__PROBLEM REQUIREMENTS__
Write every entry out again, unchanged.

== MATERIAL SHOWN ==

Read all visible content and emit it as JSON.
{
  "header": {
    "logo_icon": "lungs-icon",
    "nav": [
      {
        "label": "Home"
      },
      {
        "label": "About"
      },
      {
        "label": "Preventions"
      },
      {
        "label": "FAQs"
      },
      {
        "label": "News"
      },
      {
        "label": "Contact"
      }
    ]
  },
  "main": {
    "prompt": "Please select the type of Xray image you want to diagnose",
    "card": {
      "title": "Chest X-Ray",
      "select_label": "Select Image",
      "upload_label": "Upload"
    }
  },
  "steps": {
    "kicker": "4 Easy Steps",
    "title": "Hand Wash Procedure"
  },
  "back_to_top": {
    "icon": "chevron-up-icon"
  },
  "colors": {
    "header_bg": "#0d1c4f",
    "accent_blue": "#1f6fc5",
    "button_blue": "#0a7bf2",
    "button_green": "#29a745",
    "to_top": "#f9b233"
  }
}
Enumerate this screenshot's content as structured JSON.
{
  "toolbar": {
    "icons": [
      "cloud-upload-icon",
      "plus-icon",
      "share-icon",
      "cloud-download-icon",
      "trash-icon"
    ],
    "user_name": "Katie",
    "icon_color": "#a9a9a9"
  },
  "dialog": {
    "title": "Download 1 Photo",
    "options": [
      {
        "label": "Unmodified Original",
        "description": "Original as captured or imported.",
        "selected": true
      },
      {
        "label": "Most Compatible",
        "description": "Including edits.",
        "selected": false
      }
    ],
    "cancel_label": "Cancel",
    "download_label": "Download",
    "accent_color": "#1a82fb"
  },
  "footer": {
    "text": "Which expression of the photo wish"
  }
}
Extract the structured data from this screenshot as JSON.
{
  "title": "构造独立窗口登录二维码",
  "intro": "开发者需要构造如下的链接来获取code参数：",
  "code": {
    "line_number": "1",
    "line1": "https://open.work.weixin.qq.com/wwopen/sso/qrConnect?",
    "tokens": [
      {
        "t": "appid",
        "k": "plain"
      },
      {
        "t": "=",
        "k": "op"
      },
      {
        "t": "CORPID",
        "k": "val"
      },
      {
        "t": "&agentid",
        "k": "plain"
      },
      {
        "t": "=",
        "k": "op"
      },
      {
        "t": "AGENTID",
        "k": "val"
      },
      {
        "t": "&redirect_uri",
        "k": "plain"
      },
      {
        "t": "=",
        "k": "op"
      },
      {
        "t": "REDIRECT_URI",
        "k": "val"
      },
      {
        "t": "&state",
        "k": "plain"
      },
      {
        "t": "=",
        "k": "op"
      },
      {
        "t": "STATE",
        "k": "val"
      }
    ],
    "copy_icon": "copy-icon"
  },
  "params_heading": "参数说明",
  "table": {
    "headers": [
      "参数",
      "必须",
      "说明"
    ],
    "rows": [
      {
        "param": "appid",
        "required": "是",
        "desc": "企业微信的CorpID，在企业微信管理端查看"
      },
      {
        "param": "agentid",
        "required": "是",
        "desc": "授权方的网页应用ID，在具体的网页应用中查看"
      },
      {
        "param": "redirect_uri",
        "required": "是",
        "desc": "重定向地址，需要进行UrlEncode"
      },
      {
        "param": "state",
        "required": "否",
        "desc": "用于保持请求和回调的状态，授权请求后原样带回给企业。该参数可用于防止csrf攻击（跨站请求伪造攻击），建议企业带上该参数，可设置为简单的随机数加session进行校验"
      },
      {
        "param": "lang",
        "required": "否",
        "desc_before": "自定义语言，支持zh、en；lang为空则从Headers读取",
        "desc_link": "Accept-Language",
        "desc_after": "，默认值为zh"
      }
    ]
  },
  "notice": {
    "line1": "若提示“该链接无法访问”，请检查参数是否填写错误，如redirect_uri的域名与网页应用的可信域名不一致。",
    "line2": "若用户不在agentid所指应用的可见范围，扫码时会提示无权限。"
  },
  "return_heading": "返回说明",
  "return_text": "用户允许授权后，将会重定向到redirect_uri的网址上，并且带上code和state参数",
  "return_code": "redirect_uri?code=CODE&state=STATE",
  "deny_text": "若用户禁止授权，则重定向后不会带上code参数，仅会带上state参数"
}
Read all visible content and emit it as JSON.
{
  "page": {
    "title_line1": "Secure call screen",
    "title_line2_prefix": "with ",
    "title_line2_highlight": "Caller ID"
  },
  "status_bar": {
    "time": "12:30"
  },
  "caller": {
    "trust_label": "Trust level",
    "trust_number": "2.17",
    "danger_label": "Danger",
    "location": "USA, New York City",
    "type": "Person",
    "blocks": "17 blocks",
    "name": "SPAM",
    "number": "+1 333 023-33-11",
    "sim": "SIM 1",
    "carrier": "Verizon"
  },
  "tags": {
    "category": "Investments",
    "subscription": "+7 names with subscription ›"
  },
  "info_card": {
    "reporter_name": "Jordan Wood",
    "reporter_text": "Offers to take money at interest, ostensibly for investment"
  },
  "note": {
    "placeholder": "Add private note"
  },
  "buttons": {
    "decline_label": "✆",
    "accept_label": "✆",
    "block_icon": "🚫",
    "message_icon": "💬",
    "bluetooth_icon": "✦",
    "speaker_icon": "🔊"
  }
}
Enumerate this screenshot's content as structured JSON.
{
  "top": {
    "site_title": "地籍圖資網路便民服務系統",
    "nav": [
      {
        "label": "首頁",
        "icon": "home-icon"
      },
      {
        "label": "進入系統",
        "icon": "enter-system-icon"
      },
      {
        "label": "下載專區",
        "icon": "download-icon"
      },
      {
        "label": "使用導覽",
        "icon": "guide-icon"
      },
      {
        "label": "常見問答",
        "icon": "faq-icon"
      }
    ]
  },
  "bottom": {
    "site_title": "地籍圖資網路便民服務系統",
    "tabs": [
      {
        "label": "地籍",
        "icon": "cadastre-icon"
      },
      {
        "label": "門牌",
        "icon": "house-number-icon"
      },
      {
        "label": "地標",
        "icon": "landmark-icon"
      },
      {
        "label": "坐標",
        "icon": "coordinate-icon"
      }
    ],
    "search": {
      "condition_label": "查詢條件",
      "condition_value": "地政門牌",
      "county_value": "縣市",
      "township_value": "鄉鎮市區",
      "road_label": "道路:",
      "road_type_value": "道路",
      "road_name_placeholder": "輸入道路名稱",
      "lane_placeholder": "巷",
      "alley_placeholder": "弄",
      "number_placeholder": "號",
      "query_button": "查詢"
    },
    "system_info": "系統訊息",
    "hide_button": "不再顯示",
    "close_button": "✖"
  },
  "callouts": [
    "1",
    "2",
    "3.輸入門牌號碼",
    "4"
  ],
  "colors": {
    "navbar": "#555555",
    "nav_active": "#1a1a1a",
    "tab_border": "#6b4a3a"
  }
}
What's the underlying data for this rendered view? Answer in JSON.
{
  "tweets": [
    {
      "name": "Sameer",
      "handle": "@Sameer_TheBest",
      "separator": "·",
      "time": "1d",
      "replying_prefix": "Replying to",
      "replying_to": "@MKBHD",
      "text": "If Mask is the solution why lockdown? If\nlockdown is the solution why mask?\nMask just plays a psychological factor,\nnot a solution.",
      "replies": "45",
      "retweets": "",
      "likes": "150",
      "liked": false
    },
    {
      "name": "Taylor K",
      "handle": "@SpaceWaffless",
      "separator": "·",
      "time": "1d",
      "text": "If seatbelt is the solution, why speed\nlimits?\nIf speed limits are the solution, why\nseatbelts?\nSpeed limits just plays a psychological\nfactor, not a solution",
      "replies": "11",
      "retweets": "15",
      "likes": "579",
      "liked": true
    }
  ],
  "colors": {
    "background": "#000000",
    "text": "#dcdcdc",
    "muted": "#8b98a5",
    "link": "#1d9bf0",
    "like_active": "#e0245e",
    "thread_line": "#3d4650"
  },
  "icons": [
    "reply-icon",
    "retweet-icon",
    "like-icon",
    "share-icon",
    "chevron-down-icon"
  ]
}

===

__EXERCISE RESULT__
Read all visible content and emit it as JSON.
{
  "header": {
    "logo_icon": "lungs-icon",
    "nav": [
      {
        "label": "Home"
      },
      {
        "label": "About"
      },
      {
        "label": "Preventions"
      },
      {
        "label": "FAQs"
      },
      {
        "label": "News"
      },
      {
        "label": "Contact"
      }
    ]
  },
  "main": {
    "prompt": "Please select the type of Xray image you want to diagnose",
    "card": {
      "title": "Chest X-Ray",
      "select_label": "Select Image",
      "upload_label": "Upload"
    }
  },
  "steps": {
    "kicker": "4 Easy Steps",
    "title": "Hand Wash Procedure"
  },
  "back_to_top": {
    "icon": "chevron-up-icon"
  },
  "colors": {
    "header_bg": "#0d1c4f",
    "accent_blue": "#1f6fc5",
    "button_blue": "#0a7bf2",
    "button_green": "#29a745",
    "to_top": "#f9b233"
  }
}
Enumerate this screenshot's content as structured JSON.
{
  "toolbar": {
    "icons": [
      "cloud-upload-icon",
      "plus-icon",
      "share-icon",
      "cloud-download-icon",
      "trash-icon"
    ],
    "user_name": "Katie",
    "icon_color": "#a9a9a9"
  },
  "dialog": {
    "title": "Download 1 Photo",
    "options": [
      {
        "label": "Unmodified Original",
        "description": "Original as captured or imported.",
        "selected": true
      },
      {
        "label": "Most Compatible",
        "description": "Including edits.",
        "selected": false
      }
    ],
    "cancel_label": "Cancel",
    "download_label": "Download",
    "accent_color": "#1a82fb"
  },
  "footer": {
    "text": "Which expression of the photo wish"
  }
}
Extract the structured data from this screenshot as JSON.
{
  "title": "构造独立窗口登录二维码",
  "intro": "开发者需要构造如下的链接来获取code参数：",
  "code": {
    "line_number": "1",
    "line1": "https://open.work.weixin.qq.com/wwopen/sso/qrConnect?",
    "tokens": [
      {
        "t": "appid",
        "k": "plain"
      },
      {
        "t": "=",
        "k": "op"
      },
      {
        "t": "CORPID",
        "k": "val"
      },
      {
        "t": "&agentid",
        "k": "plain"
      },
      {
        "t": "=",
        "k": "op"
      },
      {
        "t": "AGENTID",
        "k": "val"
      },
      {
        "t": "&redirect_uri",
        "k": "plain"
      },
      {
        "t": "=",
        "k": "op"
      },
      {
        "t": "REDIRECT_URI",
        "k": "val"
      },
      {
        "t": "&state",
        "k": "plain"
      },
      {
        "t": "=",
        "k": "op"
      },
      {
        "t": "STATE",
        "k": "val"
      }
    ],
    "copy_icon": "copy-icon"
  },
  "params_heading": "参数说明",
  "table": {
    "headers": [
      "参数",
      "必须",
      "说明"
    ],
    "rows": [
      {
        "param": "appid",
        "required": "是",
        "desc": "企业微信的CorpID，在企业微信管理端查看"
      },
      {
        "param": "agentid",
        "required": "是",
        "desc": "授权方的网页应用ID，在具体的网页应用中查看"
      },
      {
        "param": "redirect_uri",
        "required": "是",
        "desc": "重定向地址，需要进行UrlEncode"
      },
      {
        "param": "state",
        "required": "否",
        "desc": "用于保持请求和回调的状态，授权请求后原样带回给企业。该参数可用于防止csrf攻击（跨站请求伪造攻击），建议企业带上该参数，可设置为简单的随机数加session进行校验"
      },
      {
        "param": "lang",
        "required": "否",
        "desc_before": "自定义语言，支持zh、en；lang为空则从Headers读取",
        "desc_link": "Accept-Language",
        "desc_after": "，默认值为zh"
      }
    ]
  },
  "notice": {
    "line1": "若提示“该链接无法访问”，请检查参数是否填写错误，如redirect_uri的域名与网页应用的可信域名不一致。",
    "line2": "若用户不在agentid所指应用的可见范围，扫码时会提示无权限。"
  },
  "return_heading": "返回说明",
  "return_text": "用户允许授权后，将会重定向到redirect_uri的网址上，并且带上code和state参数",
  "return_code": "redirect_uri?code=CODE&state=STATE",
  "deny_text": "若用户禁止授权，则重定向后不会带上code参数，仅会带上state参数"
}
Read all visible content and emit it as JSON.
{
  "page": {
    "title_line1": "Secure call screen",
    "title_line2_prefix": "with ",
    "title_line2_highlight": "Caller ID"
  },
  "status_bar": {
    "time": "12:30"
  },
  "caller": {
    "trust_label": "Trust level",
    "trust_number": "2.17",
    "danger_label": "Danger",
    "location": "USA, New York City",
    "type": "Person",
    "blocks": "17 blocks",
    "name": "SPAM",
    "number": "+1 333 023-33-11",
    "sim": "SIM 1",
    "carrier": "Verizon"
  },
  "tags": {
    "category": "Investments",
    "subscription": "+7 names with subscription ›"
  },
  "info_card": {
    "reporter_name": "Jordan Wood",
    "reporter_text": "Offers to take money at interest, ostensibly for investment"
  },
  "note": {
    "placeholder": "Add private note"
  },
  "buttons": {
    "decline_label": "✆",
    "accept_label": "✆",
    "block_icon": "🚫",
    "message_icon": "💬",
    "bluetooth_icon": "✦",
    "speaker_icon": "🔊"
  }
}
Enumerate this screenshot's content as structured JSON.
{
  "top": {
    "site_title": "地籍圖資網路便民服務系統",
    "nav": [
      {
        "label": "首頁",
        "icon": "home-icon"
      },
      {
        "label": "進入系統",
        "icon": "enter-system-icon"
      },
      {
        "label": "下載專區",
        "icon": "download-icon"
      },
      {
        "label": "使用導覽",
        "icon": "guide-icon"
      },
      {
        "label": "常見問答",
        "icon": "faq-icon"
      }
    ]
  },
  "bottom": {
    "site_title": "地籍圖資網路便民服務系統",
    "tabs": [
      {
        "label": "地籍",
        "icon": "cadastre-icon"
      },
      {
        "label": "門牌",
        "icon": "house-number-icon"
      },
      {
        "label": "地標",
        "icon": "landmark-icon"
      },
      {
        "label": "坐標",
        "icon": "coordinate-icon"
      }
    ],
    "search": {
      "condition_label": "查詢條件",
      "condition_value": "地政門牌",
      "county_value": "縣市",
      "township_value": "鄉鎮市區",
      "road_label": "道路:",
      "road_type_value": "道路",
      "road_name_placeholder": "輸入道路名稱",
      "lane_placeholder": "巷",
      "alley_placeholder": "弄",
      "number_placeholder": "號",
      "query_button": "查詢"
    },
    "system_info": "系統訊息",
    "hide_button": "不再顯示",
    "close_button": "✖"
  },
  "callouts": [
    "1",
    "2",
    "3.輸入門牌號碼",
    "4"
  ],
  "colors": {
    "navbar": "#555555",
    "nav_active": "#1a1a1a",
    "tab_border": "#6b4a3a"
  }
}
What's the underlying data for this rendered view? Answer in JSON.
{
  "tweets": [
    {
      "name": "Sameer",
      "handle": "@Sameer_TheBest",
      "separator": "·",
      "time": "1d",
      "replying_prefix": "Replying to",
      "replying_to": "@MKBHD",
      "text": "If Mask is the solution why lockdown? If\nlockdown is the solution why mask?\nMask just plays a psychological factor,\nnot a solution.",
      "replies": "45",
      "retweets": "",
      "likes": "150",
      "liked": false
    },
    {
      "name": "Taylor K",
      "handle": "@SpaceWaffless",
      "separator": "·",
      "time": "1d",
      "text": "If seatbelt is the solution, why speed\nlimits?\nIf speed limits are the solution, why\nseatbelts?\nSpeed limits just plays a psychological\nfactor, not a solution",
      "replies": "11",
      "retweets": "15",
      "likes": "579",
      "liked": true
    }
  ],
  "colors": {
    "background": "#000000",
    "text": "#dcdcdc",
    "muted": "#8b98a5",
    "link": "#1d9bf0",
    "like_active": "#e0245e",
    "thread_line": "#3d4650"
  },
  "icons": [
    "reply-icon",
    "retweet-icon",
    "like-icon",
    "share-icon",
    "chevron-down-icon"
  ]
}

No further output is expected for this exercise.